I hate to pile on the Tribune on a historically bad day, but this is just too infuriating (emphasis mine):

Obama was clearly hoping that the whole did-we-or-didn’t-we-torture debate would flare and fizzle after the release of the memos. He initially said he wanted to “move forward.” But he may already be backtracking, saying Tuesday that he wouldn’t rule out taking action against the lawyers who set the legal guidelines for the interrogations. Obama was right the first time. This needs to be put in the rearview mirror, and soon.

No justification, no argument, just a blanket-clutching plea: make it go away. And then the last line, as if that whole paragraph had never happened: “This debate is about the limits that a democratic society sets so that it does not sink to the level of those who seek to destroy it.”

Obviously it’s not currently clear whether there’s a legal case against the White House lawyers who set those “legal” guidelines, and fortunately the administration is not in a rush to make it (former federal prosecutor Elizabeth de la Vega has a good explanation as to why). But if there is, it’s about limits. Laws are limits in our democratic society. In one confused editorial, the Trib has said that we need to debate what the limits are… but that they’re not important enough to enforce even if they’ve been exceeded. No harm, no foul, except for the no harm part.

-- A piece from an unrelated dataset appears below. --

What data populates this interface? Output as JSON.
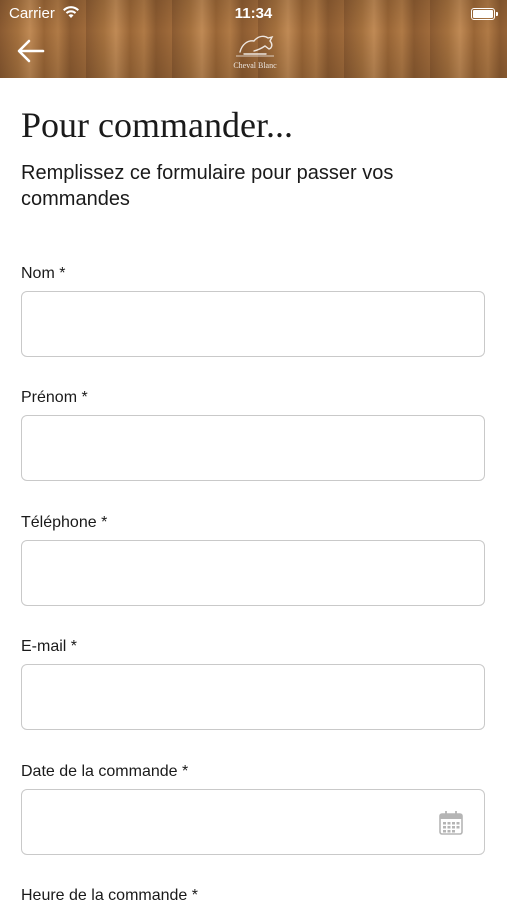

As Hilzoy puts it: “You know what? I’m focused on looking forward too. And as I gaze into my crystal ball, I see a world in which members of the executive branch take it for granted that they can do whatever they want with impunity. Why not break the law? Why not eavesdrop on Americans? Why not torture people? Why not detain citizens indefinitely without charges? Heck, why not impose martial law and make yourself dictator for life? There is nothing to stop the people who make these decisions. They have nothing to fear. Because once they’ve made them, their actions are back there, in the past that no one ever wants to look at.”

If you want a sense of the nightmare a few rogue legal minds unleashed, read John Conroy’s “Confessions of a Torturer,” or Mark Danner’s essential recent NYRB cover on the Red Cross report, or Marcy Wheeler’s blog (please kick her some money while you’re at it), or McClatchy’s recent report that abusive techniques were used to seek an Iraq/Al Qaida link, or Spencer Ackerman’s reporting on the 2007 OLC memo that authorized “enhanced interrogation techniques.” The last one has a hell of a conclusion: “the United States Government may not rely on interpretations of the law governing interrogations issued by the Department of Justice between September 11, 2001, and January 20, 2009.” Do that, and see if you can conclude, well, fuck it.

PS: What Atrios said: “I’m not the first person to bring this up recently, but the point is that it shouldn’t be Obama’s and Rahm Emmanuel’s decision whether to prosecute anybody.”